Streeter Lecka/Getty Images

Has college football recruiting gone overboard?  With more and more emphasis placed on online scouting services, recruiting has turned into a big business. 

Fans flood websites to monitor their team’s progress along the recruiting trail.  Pundits debate the future success of kids who have largely played on Friday nights in front of small crowds.  All of this is made possible by attributing star rankings to these young athletes and making them very public.

Is this a good thing?  While online recruiting sites seem to cater to the fan more than actual college football programs, more and more stock is put into whether a team can land a 4-star receiver over his 3-star counterpart.

And while these rankings satiate fan appetite for all things college football during and after the season, there are several key items that should be noted.

First, what do pre-college rankings do to a young athlete’s psyche?  What does a young high school quarterback think when he goes online and sees that, despite a very successful career, he has three stars next to his name? 

From there, he can read an in-depth analysis on his strengths and weaknesses—all provided by someone he has probably never met.

Sure, some athletes take a low ranking as motivation.  Some may not even care, as long as they are given a fair shot at the next level.  But what about the athletes who leave high school thinking they are worthless or have less talent than those surrounding them. 

Again, some might make the jump and have a desire to prove the recruiting analysts wrong, but there is no denying the fragility of a young athlete’s mind.

On the other end of the spectrum, what about the athletes who are highly rated and now find themselves in a situation where they must live up to the hype?  A lot of highly rated high school athletes go on to have fantastic collegiate careers.  But there are also the busts. 

Setting up a kid with unrealistic expectations before he plays a snap of college football is a bit unfair.

Second, the star rating system is highly unscientific.  If you go back and look at previous year's rankings, this more than proves this fact.  Some five star recruits play in every single game and become All-Americans. 

Some play marginally well.  Some don’t even make it into school.  The same can be said for every single ranking—from one to five stars.

There is no equation or ranking available for character.  Some of the best recruiting classes have been those that contain high-character guys who mesh well, regardless of their rating.  Adding a bunch of 4- and 5-star recruits doesn't always bode well.
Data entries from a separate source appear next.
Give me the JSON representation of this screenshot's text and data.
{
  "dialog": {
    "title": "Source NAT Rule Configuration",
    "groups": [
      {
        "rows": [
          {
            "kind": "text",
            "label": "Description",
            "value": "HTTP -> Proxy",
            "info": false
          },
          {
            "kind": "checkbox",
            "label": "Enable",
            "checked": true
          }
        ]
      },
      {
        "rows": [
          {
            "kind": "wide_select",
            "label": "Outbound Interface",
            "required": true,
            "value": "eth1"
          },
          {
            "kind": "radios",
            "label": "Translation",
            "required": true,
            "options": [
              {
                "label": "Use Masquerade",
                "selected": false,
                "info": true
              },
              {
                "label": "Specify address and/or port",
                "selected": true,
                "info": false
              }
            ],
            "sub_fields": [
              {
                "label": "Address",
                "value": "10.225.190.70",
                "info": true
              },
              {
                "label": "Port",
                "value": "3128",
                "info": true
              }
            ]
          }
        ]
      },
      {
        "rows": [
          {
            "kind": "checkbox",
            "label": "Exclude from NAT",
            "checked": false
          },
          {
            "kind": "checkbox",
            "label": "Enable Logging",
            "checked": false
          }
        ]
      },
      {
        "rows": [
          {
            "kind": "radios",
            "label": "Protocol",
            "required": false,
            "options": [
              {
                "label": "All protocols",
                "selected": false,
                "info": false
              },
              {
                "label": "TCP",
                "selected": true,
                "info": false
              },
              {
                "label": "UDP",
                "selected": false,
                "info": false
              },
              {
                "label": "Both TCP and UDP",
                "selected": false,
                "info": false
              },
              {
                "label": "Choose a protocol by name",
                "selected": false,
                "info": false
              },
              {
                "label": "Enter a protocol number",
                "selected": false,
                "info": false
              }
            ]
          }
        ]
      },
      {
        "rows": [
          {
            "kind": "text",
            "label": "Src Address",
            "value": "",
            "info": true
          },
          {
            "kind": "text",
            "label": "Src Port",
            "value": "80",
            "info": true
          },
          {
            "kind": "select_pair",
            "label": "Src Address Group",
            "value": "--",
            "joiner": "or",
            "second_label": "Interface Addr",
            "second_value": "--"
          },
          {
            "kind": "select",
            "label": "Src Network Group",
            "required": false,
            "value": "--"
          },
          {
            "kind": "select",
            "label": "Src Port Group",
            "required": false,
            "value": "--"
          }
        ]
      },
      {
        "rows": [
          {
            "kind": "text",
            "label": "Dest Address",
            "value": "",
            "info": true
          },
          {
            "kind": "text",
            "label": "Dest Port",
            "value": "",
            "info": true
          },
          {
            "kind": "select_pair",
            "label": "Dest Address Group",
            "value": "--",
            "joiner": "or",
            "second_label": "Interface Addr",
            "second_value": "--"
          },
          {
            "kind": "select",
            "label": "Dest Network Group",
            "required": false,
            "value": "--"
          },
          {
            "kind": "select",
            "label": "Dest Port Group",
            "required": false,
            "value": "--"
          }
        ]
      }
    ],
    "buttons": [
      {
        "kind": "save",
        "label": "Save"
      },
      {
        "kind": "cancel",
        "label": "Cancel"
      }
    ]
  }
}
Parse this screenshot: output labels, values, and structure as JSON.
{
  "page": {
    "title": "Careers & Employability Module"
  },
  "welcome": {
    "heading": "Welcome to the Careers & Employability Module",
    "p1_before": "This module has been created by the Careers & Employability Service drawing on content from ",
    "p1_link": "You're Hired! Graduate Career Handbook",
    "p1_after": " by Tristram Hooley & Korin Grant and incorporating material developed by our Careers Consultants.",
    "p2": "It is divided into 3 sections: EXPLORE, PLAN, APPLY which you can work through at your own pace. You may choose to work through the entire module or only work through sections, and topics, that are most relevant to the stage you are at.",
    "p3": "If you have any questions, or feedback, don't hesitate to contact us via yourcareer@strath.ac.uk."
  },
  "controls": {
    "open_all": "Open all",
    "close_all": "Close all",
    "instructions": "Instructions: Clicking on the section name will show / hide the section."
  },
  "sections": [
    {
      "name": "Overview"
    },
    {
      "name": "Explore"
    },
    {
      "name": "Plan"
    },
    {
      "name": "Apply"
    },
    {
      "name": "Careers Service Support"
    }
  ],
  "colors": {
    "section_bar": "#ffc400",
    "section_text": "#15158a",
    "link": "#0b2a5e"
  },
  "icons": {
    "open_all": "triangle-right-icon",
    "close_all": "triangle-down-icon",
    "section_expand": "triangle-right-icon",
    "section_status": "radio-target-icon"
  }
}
Egos can and sometimes do flare up.

Lastly, recruiting services and the pundits who use them have created a signing-day circus.  While entertaining, what exactly are we teaching these young athletes by televising their college choice?

Imagine being 17 years old and sitting in your high school gym, with the whole school watching and video cameras rolling.  With thousands of fans waiting in anticipation, this young athlete makes everyone sweat while he ponders which hat to put on to pronounce his choice.

LeBron James took a lot of heat for The Decision—and he is a paid athlete who has more than proven his worth.  These kids, from an early age, are taught that this type of behavior is acceptable.  Not only that, but it’s acceptable before they have made any real impact.

Most college coaches, one would hope, make an effort to ready their student athletes for life after college, but what precedent does the recruiting process set?